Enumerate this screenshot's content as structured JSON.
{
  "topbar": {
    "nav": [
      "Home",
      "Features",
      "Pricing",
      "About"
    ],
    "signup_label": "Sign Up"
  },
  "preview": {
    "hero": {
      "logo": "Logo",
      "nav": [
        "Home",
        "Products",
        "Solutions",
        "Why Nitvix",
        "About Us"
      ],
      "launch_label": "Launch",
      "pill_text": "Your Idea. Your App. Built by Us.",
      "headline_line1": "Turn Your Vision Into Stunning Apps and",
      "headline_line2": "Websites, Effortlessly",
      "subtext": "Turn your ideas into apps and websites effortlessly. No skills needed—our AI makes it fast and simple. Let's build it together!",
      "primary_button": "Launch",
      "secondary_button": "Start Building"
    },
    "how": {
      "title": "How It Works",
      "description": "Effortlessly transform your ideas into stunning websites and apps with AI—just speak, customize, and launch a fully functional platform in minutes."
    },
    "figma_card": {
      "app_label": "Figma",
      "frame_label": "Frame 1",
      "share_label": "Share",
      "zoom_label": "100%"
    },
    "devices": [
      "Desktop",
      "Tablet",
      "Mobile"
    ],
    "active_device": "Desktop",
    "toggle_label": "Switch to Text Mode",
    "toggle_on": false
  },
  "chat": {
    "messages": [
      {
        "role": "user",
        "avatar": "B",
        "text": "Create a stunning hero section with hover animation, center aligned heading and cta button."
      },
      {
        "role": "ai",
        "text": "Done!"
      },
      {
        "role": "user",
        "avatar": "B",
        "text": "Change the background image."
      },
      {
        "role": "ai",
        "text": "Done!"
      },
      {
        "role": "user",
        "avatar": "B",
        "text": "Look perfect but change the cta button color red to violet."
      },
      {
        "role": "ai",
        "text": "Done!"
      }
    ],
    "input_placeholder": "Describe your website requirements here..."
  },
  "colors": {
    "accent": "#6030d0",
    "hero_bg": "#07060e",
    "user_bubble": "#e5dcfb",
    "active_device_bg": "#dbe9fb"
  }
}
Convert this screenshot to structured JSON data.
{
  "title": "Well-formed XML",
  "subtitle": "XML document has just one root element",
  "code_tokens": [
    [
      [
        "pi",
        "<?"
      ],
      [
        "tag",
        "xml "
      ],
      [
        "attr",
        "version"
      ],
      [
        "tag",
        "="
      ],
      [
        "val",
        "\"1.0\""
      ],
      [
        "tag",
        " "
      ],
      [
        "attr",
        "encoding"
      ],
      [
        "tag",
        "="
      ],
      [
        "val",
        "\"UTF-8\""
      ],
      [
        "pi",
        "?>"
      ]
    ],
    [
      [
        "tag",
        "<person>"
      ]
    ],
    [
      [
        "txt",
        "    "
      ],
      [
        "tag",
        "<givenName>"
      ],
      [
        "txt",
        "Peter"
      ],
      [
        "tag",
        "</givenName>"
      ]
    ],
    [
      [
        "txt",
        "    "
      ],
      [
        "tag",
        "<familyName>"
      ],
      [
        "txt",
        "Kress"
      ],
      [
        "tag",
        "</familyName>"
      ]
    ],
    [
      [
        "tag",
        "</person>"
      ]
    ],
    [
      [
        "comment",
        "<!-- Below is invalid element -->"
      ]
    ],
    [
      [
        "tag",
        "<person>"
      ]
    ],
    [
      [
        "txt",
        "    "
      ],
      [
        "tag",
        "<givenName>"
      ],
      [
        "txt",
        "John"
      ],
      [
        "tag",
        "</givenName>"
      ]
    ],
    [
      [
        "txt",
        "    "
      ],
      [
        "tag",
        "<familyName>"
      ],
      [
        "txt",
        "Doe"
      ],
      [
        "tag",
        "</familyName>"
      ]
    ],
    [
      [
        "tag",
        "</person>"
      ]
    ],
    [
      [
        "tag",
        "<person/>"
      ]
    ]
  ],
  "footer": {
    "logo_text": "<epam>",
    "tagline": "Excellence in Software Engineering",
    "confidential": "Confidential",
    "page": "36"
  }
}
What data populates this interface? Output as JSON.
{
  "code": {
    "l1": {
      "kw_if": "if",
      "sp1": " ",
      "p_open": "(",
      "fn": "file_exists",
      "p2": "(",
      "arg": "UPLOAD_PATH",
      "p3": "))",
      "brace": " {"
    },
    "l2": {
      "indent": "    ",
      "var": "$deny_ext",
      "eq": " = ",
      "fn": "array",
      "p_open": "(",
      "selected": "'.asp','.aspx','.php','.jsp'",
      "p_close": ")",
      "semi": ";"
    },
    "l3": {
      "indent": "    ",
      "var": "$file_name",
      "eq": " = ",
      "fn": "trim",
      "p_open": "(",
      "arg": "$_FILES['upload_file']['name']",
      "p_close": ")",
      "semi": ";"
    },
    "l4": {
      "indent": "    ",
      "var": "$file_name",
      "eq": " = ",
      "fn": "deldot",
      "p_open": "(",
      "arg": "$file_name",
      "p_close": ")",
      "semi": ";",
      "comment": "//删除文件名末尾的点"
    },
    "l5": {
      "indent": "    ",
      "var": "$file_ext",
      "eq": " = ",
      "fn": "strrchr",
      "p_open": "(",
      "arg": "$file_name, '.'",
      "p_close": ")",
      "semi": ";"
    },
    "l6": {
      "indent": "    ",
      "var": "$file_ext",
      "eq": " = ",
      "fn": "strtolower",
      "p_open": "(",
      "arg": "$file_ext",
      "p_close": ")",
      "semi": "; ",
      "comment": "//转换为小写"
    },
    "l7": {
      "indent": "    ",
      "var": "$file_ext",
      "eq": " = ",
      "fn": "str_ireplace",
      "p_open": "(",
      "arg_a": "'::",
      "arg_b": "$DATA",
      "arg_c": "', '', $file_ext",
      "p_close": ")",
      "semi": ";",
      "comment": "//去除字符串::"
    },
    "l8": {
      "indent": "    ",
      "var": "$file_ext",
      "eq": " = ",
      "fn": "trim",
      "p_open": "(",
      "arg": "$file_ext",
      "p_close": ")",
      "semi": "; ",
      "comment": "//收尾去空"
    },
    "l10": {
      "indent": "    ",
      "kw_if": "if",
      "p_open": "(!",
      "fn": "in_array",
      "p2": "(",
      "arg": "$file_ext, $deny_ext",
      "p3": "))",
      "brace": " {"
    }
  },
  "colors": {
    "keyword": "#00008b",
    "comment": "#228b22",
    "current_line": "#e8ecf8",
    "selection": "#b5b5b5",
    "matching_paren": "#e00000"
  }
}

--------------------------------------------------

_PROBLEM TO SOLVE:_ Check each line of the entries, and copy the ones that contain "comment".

_TASK OUTPUT:_
        "comment",
      "comment": "//删除文件名末尾的点"
      "comment": "//转换为小写"
      "comment": "//去除字符串::"
      "comment": "//收尾去空"
    "comment": "#228b22",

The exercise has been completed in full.